AI round-up: Week of May 20, 2024

In his weekly newsletter, Almost Timely News, Christopher Penn writes about the very real fear of ‘falling behind’ when it comes to AI.

He breaks down what leads to the fear of falling behind, how to recognize it and how to deal with it. I’d highly recommend reading it.

Lately, I’ve been thinking about this same topic, but for a different reason. The more people I talk to and hear from, the more I realize they are experimenting with and using some form of AI. So, at what point do we move from ‘Here’s how to use this’ to ‘What does using this means for all of us?’

It may be due to the fact that I’m reading Ethan Mollick’s new book, Co-Intelligence, but the time to understand and manage the macro issues this technology presents is now. It’s here. As Mollick himself says early in his book:

“Most importantly, the public needs education on AI so they can pressure for an aligned future as informed citizens. Today’s decisions about how AI reflects human values and enhances human potential will reverberate for generations.”

Sometimes, I get the impression that we’re waiting for something to happen … or someone to tell us. I don’t think that’s going to happen. I think we have to figure this one out on our own.

Dr Strange Endgame

The Big 5

AI at work is here. Now comes the hard part.
Christopher Penn links to this in the article we opened with. I was already planning on sharing because my friend Clark Harvey had sent it to me a week back. The stats are pretty eye-opening and fuel a lot of what I shared above. Three out of four people are using AI at work. 66% of corporations wouldn’t hire someone without AI experience. Working with and understanding how AI impacts your organization isn’t coming. It’s here.

Speaking of … here’s a rosy headline for you…

IMF boss warns of AI ‘tsunami’ coming for world’s jobs.
The headline from The Register grabs your attention, no doubt. But the article itself, while not giving much technical context, does pose a question similar to what I said in the opening – what’s being done to prepare us for the onslaught of AI-infused tech tools? Until then, companies are going to be left fending for themselves, and I don’t think the majority is going to be ok with the outcome.

They took our jobs Southpark

OpenAI dissolves team focused on AI risks less than one year after announcing it.
No time to discuss and debate the risks when there is money to be made on them. (from CNBC)

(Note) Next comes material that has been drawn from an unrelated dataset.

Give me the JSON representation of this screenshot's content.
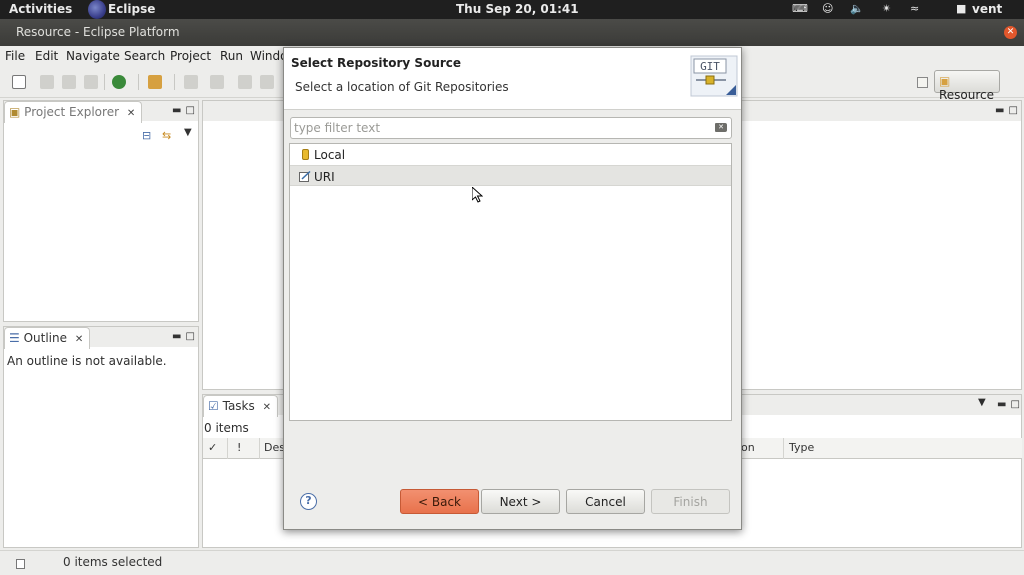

But what about the environment? 
This article from The Verge is just a sample of what I think we’re going to start seeing a lot more—PR-driven pieces from tech companies trying to deal with the fact that they are gobbling up resources to give us more and more AI tools. We are way, way, way too early in the game to fully understand the environmental impact, but at least some companies are trying something in the wake of no real governance.

Why do I keep thinking of the Opti-Grab from “The Jerk”?

A non-AI article to challenge all the AI thinking: 
Does your organization have the energy to transform? (from HBR)
We have talked a lot about the change needed to adapt to the arrival of AI in the workplace. And despite all the blogs, articles, pods, interviews, conferences, etc. – the quote that rings the loudest is the one that I discovered in the basement of our first home, waaay back in 2001. It was handwritten on a small piece of paper, hanging on some pegboard: 
“If it is to be, it’s up to me.”

Learn a little

Christopher Penn makes a second straight appearance here, mainly for his take on the Google I/O conference.

Keynote: Lukewarm take on Google I/O

Speaking of, check out this post from Paul Roetzer, linking to the latest Decoder podcast. It features host Nilay Patel asking Google’s Sundar Pichai the questions on everyone's mind after the I/O conference.

Did you hear about…

…newspaper conglomerate Gannett is adding AI-generated summaries to the top of its articles. (The Verge)

…Google is bringing back classic search—with no AI? (TechRadar)

…Scarlett Johansson is mad at OpenAI. (NBC News)

…Nvidia’s stock is doing ok? (Yahoo! Finance)

…Michael Schumacher’s family wins compensation for fake AI interview? (BBC) What the heck is happening?

Must read/must discuss:

Real v. Fake: Virtual influencers on the rise.
This article from DigiDay takes a very operational approach to this topic. My take, as it usually is in matters of communications, is: What’s best for your strategy and organization? The reality is that we wouldn’t be debating this if people were accepting digital influencers in the space.

My personal take, having seen some of these virtual versions? It’s not about how believable they look or seem … it’s about the influence they have. We can’t lose sight of why influencers are called that in the first place–they have it because they’ve done something to earn it. Whereas AI-generated influencers have it because … why?

Thanks for reading!


As a reminder, this is a round-up of the biggest stories, often hitting multiple newsletters I receive/review. The sources are many … which I’m happy to read on your behalf. Let me know if there’s one you’d like me to track or have questions about a topic you’re not seeing here.